This is Part 3 of a three-part series.
The 6-year-old boy who tantrums when things don’t go his way?
Once their story was ready, they were excited to share it with Jacob!
Here are some things to keep in mind when introducing a social story* to your child:
- Create anticipation by talking about the social story* with your child! (i.e. I made a book for you! Just for you!)
- To help prepare your child, be sure to read the social story* before the challenging or new situation. This will help prepare your child.
- When you read the story to your child, find a time when your child is ready to learn, in a quiet space away from distractions (like siblings!).
- Read the story MANY times together!
- Talk about personal experiences about the story to make connections to real-world situations.
- If the story is being used to help teach a new skill (like deep breathing in Jacob’s story) practice the steps with your child many times. Show them how by doing it yourself. We learn so much from watching and doing it together.
- Help your child share the story with someone else, like a grandparent. Encourage your child to read it, if they can.
- Have fun!
Now you are ready to try it out…Sit somewhere comfortable and read the book aloud while your child is in the room. Don’t force your child to sit with you if this is hard. Try to remove toys or other objects that are distractors. Turn off the television, turn off the music.
Let your child explore the book by touching and flipping through the pages on their own. If your child likes touching different textures like soft fur, fluffy cotton balls, rough sand paper or smooth tin foil, glue them to the pages to capture their interest.
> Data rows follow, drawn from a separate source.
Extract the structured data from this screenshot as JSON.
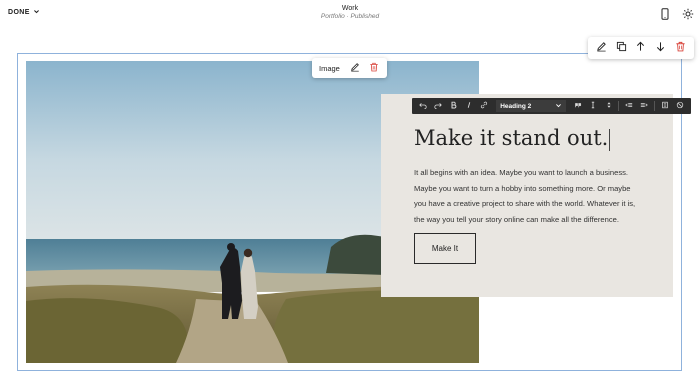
{
  "topbar": {
    "done_label": "DONE",
    "page_title": "Work",
    "page_subtitle": "Portfolio · Published",
    "icons": [
      "chevron-down-icon",
      "mobile-icon",
      "settings-icon"
    ]
  },
  "section_toolbar": {
    "icons": [
      "edit-icon",
      "duplicate-icon",
      "move-up-icon",
      "move-down-icon",
      "delete-icon"
    ],
    "delete_color": "#d9443b"
  },
  "image_block": {
    "toolbar_label": "Image",
    "icons": [
      "edit-icon",
      "delete-icon"
    ]
  },
  "text_editor": {
    "block_style": "Heading 2",
    "tools": [
      "undo-icon",
      "redo-icon",
      "bold-icon",
      "italic-icon",
      "link-icon",
      "quote-icon",
      "more-icon",
      "sort-icon",
      "outdent-icon",
      "indent-icon",
      "clear-format-icon",
      "unlink-icon"
    ]
  },
  "content": {
    "heading": "Make it stand out.",
    "body": "It all begins with an idea. Maybe you want to launch a business. Maybe you want to turn a hobby into something more. Or maybe you have a creative project to share with the world. Whatever it is, the way you tell your story online can make all the difference.",
    "button_label": "Make It"
  },
  "colors": {
    "card_background": "#e9e6e1",
    "section_outline": "#8fb2dc",
    "toolbar_dark": "#2d2d2d"
  }
}
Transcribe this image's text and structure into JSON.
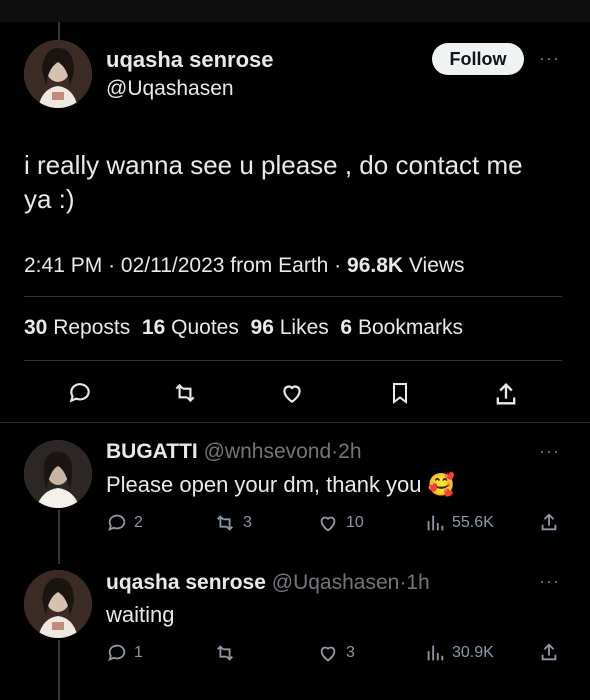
{
  "main_tweet": {
    "display_name": "uqasha senrose",
    "handle": "@Uqashasen",
    "follow_label": "Follow",
    "more_label": "···",
    "text_line1": "i really wanna see u please , do contact me",
    "text_line2": "ya :)",
    "time": "2:41 PM",
    "date": "02/11/2023",
    "source": "from Earth",
    "sep": "·",
    "views_count": "96.8K",
    "views_label": "Views",
    "stats": {
      "reposts_count": "30",
      "reposts_label": "Reposts",
      "quotes_count": "16",
      "quotes_label": "Quotes",
      "likes_count": "96",
      "likes_label": "Likes",
      "bookmarks_count": "6",
      "bookmarks_label": "Bookmarks"
    }
  },
  "replies": [
    {
      "display_name": "BUGATTI",
      "handle": "@wnhsevond",
      "time": "2h",
      "text": "Please open your dm, thank you 🥰",
      "replies": "2",
      "reposts": "3",
      "likes": "10",
      "views": "55.6K"
    },
    {
      "display_name": "uqasha senrose",
      "handle": "@Uqashasen",
      "time": "1h",
      "text": "waiting",
      "replies": "1",
      "reposts": "",
      "likes": "3",
      "views": "30.9K"
    }
  ],
  "colors": {
    "background": "#000000",
    "text": "#e7e9ea",
    "muted": "#71767b",
    "divider": "#2f3336"
  },
  "icons": [
    "reply-icon",
    "repost-icon",
    "like-icon",
    "bookmark-icon",
    "share-icon",
    "views-icon",
    "more-icon"
  ]
}
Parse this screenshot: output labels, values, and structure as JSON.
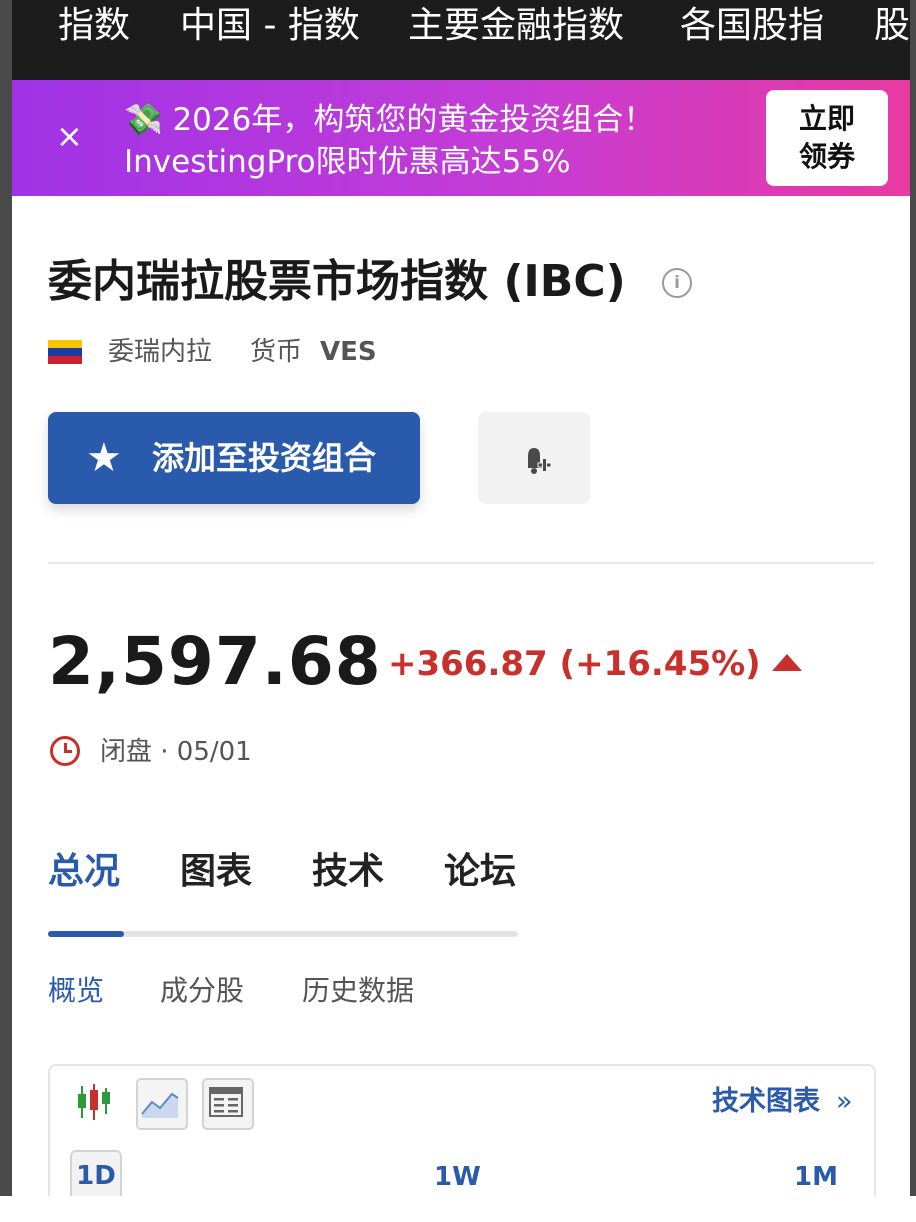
{
  "topnav": {
    "items": [
      "指数",
      "中国 - 指数",
      "主要金融指数",
      "各国股指",
      "股"
    ]
  },
  "promo": {
    "close_label": "×",
    "line1": "💸 2026年，构筑您的黄金投资组合！",
    "line2": "InvestingPro限时优惠高达55%",
    "cta_line1": "立即",
    "cta_line2": "领券",
    "colors": {
      "gradient_start": "#a033e6",
      "gradient_end": "#e83aa2"
    }
  },
  "header": {
    "title": "委内瑞拉股票市场指数 (IBC)",
    "info_glyph": "i",
    "country": "委瑞内拉",
    "currency_label": "货币",
    "currency_value": "VES",
    "flag_colors": [
      "#f6c600",
      "#1e3a9e",
      "#cf1f2e"
    ]
  },
  "actions": {
    "add_portfolio_label": "添加至投资组合",
    "star_glyph": "★"
  },
  "quote": {
    "price": "2,597.68",
    "change": "+366.87 (+16.45%)",
    "direction": "up",
    "status": "闭盘 · 05/01",
    "colors": {
      "up": "#c8312b"
    }
  },
  "tabs": [
    "总况",
    "图表",
    "技术",
    "论坛"
  ],
  "subtabs": [
    "概览",
    "成分股",
    "历史数据"
  ],
  "chart_card": {
    "tech_chart_link": "技术图表",
    "chevron": "»",
    "periods": [
      "1D",
      "1W",
      "1M"
    ],
    "active_period": "1D"
  },
  "accent_color": "#2a5aab"
}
If you have another child in the household, ask them to show interest in the book and read it aloud as well, if they can.
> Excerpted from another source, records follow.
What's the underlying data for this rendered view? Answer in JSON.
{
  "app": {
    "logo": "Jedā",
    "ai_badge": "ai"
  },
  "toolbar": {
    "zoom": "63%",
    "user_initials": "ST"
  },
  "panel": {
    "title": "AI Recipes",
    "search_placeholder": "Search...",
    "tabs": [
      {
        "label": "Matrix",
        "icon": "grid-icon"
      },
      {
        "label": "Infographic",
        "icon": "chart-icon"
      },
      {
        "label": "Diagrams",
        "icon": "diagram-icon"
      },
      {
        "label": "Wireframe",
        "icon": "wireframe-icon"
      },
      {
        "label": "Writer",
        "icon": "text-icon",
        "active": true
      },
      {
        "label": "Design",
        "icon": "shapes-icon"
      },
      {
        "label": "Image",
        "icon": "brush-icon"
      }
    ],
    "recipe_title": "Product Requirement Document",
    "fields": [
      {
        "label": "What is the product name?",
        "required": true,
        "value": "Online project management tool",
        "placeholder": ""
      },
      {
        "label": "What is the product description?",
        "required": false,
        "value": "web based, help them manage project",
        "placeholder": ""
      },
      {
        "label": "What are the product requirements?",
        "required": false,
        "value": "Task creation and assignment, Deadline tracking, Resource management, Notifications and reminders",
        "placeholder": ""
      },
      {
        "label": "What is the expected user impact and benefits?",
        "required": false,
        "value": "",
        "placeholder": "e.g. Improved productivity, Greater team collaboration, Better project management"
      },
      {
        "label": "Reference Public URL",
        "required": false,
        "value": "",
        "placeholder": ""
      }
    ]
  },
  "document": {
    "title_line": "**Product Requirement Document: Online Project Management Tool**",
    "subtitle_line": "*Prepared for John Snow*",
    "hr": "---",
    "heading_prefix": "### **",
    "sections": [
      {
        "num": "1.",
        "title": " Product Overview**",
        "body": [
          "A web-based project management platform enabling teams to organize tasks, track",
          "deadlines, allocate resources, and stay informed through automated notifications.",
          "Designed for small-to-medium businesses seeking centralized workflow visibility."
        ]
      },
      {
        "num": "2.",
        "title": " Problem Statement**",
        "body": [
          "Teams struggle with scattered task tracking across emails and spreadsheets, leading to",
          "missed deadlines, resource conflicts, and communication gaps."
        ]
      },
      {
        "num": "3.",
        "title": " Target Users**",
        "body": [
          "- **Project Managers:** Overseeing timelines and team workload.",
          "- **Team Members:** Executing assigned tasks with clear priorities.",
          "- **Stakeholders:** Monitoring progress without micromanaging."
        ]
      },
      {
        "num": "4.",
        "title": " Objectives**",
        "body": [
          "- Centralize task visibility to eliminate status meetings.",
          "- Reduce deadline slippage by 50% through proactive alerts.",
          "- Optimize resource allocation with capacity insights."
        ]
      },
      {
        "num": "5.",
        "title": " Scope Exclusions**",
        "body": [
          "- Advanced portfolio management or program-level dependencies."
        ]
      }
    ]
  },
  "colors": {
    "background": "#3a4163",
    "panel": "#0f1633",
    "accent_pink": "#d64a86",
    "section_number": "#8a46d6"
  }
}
If your child does not have an interest in sitting and looking at the book together, try again. And again….and again. It can take 5, 10, 20+ times before your child shows any interest. Stay the course!!
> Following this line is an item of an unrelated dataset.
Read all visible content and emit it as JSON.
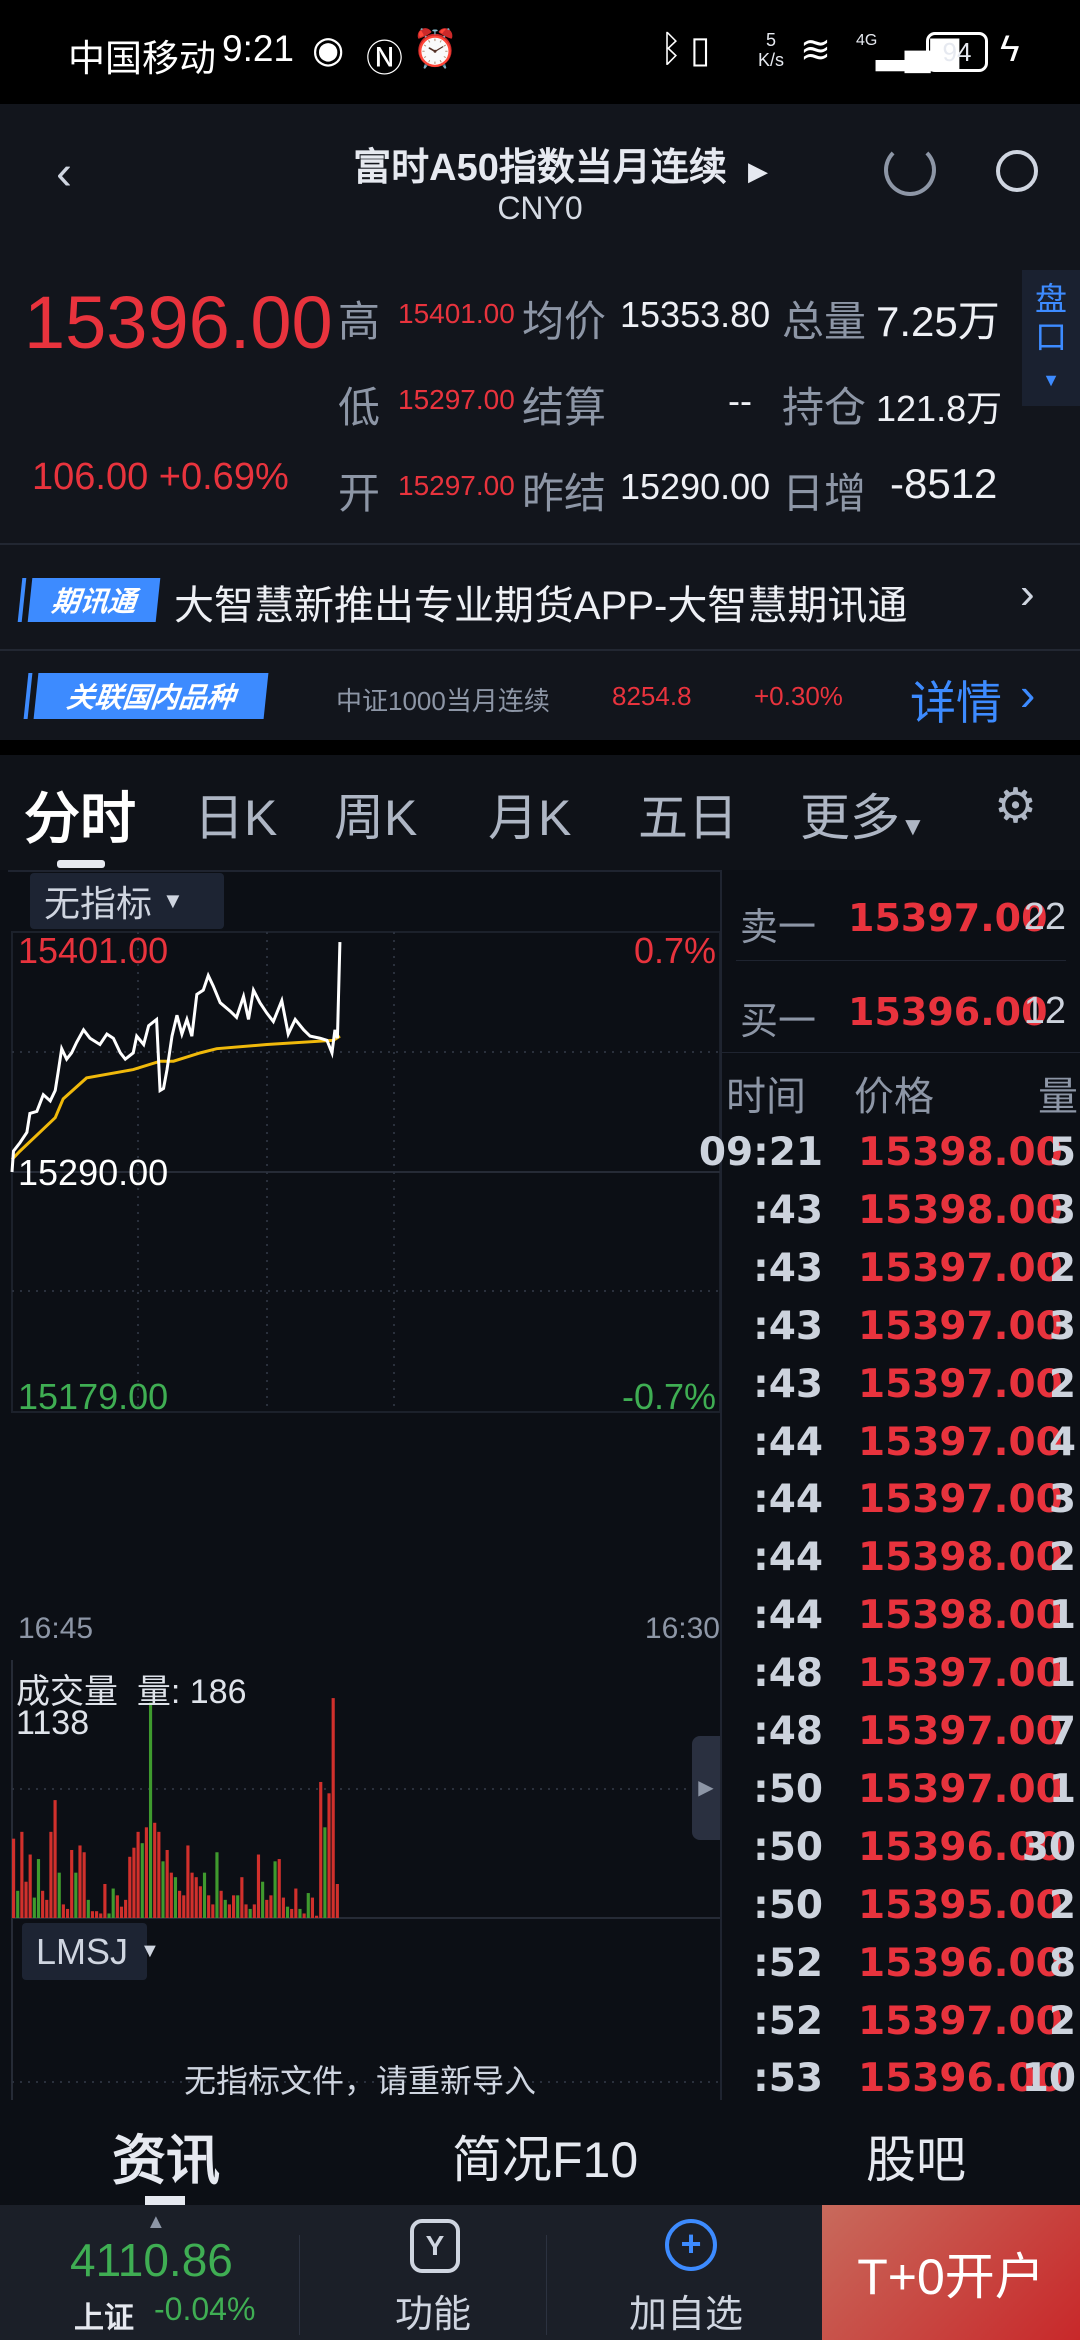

You may notice things in the story that need to be changed to better meet your child’s needs. Keep adapting and trying! Is the story too long or wordy? Is it confusing? Is it written at the right level for my child? Does it focus on the appropriate behaviour? Social stories can be very helpful tools but may only be part of a bigger behavioural approach for your child.
If you have questions or run into bumps along the way, talk to your child’s educator, therapist or teacher. Reach out to your child’s case manager, if they have one. Talk with other parents to see if they have experience with social stories*.
If you have been following along with Jacob’s story, you may have a social story* created and are ready to go. A little preparation can go a long way. Things can go wrong but it is important not to give up. Remember to reach out to your support systems at the CMC, the school, the daycare. Good luck!